Two of the three populations I mentioned are clearly galactic.
Neither were widely expected; there may be well be other galactic populations of dark objects that have yet to be found.

The CIBER populations are, in the words of the authors, "outside of galaxies (with boundaries as traditionally defined)", but that qualifier should not be ignored. Galactic halos may be much more extended than is conventionally assumed.

A little rethinking of the dark matter problem, in the absence of 30 years of bias, might be a good idea.

Theo Nieuwenhuizen said...

I'm not gonna give the secret away that WIMPs do not exist because they would not allow a Galaxy filled up with WIMP seekers. I just say: Go on, search and you will find.

Unknown said...

It is unfortunate that so many of the physicists who look so hard for the dark matter have such a weak command of the astronomical data that indicate its existence. I've lost count of the number of physics colloquia I've sat in where rotation curves are invoked with me being the only person in the room to have published papers on them. There are good, widely known arguments that there should be WIMP dark matter. There is also considerable, if less well known evidence to contradict this interpretation (e.g., section 4 of All we really know is that current theory can't explain the data. If we find WIMPs experimentally, great - Nobel prizes all around. But if we don't, how do we know when we've been barking up the wrong tree?

Anonymous said...

Dark matter is a reasoned hypothesis that answers many different questions:
(1) The shape of galaxy rotation curves (Vera Rubin)
(2) The rotation of galaxies around each other (Zwicky)
(3) The cause of the initial clumpiness in the universe, as seen in the CMB.
(4) Gravitational lensing of objects with no know massive objects between us and the object.

You need to understand the full picture in order to understand why most physicists are looking for dark matter. If we were to assign all of dark matter's mass/energy density to normal matter, then it would change the predictions for helium fraction and Deuterium fraction in the universe, such that the predictions and measurements would not line up (without perhaps making up a new term that is even less physical motivated than dark matter.)

Anonymous said...

Jester, what are (are where?) the constraints on WIMP masses from above? How high they could go while staying consistent with Standard model?

Jester said...

The upper limit on WIMP masses is around 10 TeV. Heavier dark matter is possible but it could not be produced thermally.

West said...

@Jester: I expect to see commentary relatively soon from those groups associated with the now ruled out detections. If my memory serves, some of those were made with pretty emphatic announcements of statistical significance.

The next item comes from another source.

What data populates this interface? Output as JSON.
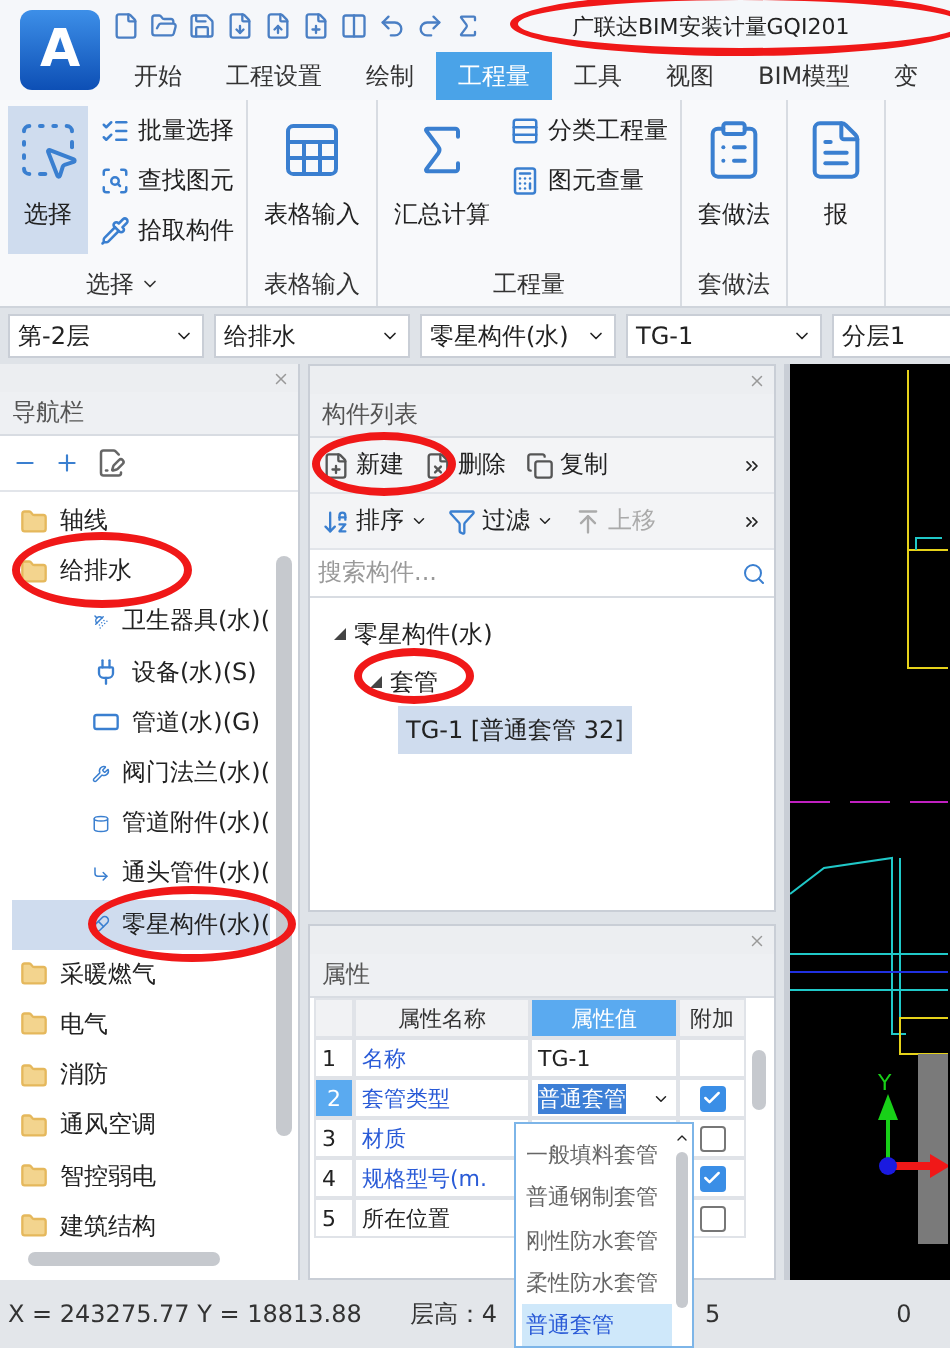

Anonymous said...

Looks like a tough day for the GeV excess. Could you write an entry explaining these latest results for some of us non-experts?

Kevork Abazajian said...

The signal regions shown by Brandon Anderson do not reflect the uncertainties in the Milky Way dark matter halo profile---nor were they intended to reflect these uncertainties. Only the Abazajian+ 1-sigma region has one important uncertainty: the local dark matter density, which is uncertain to ~30% and is amplified due to the density-squared nature of the signal. My rough approximation of the profile uncertainties is shown here.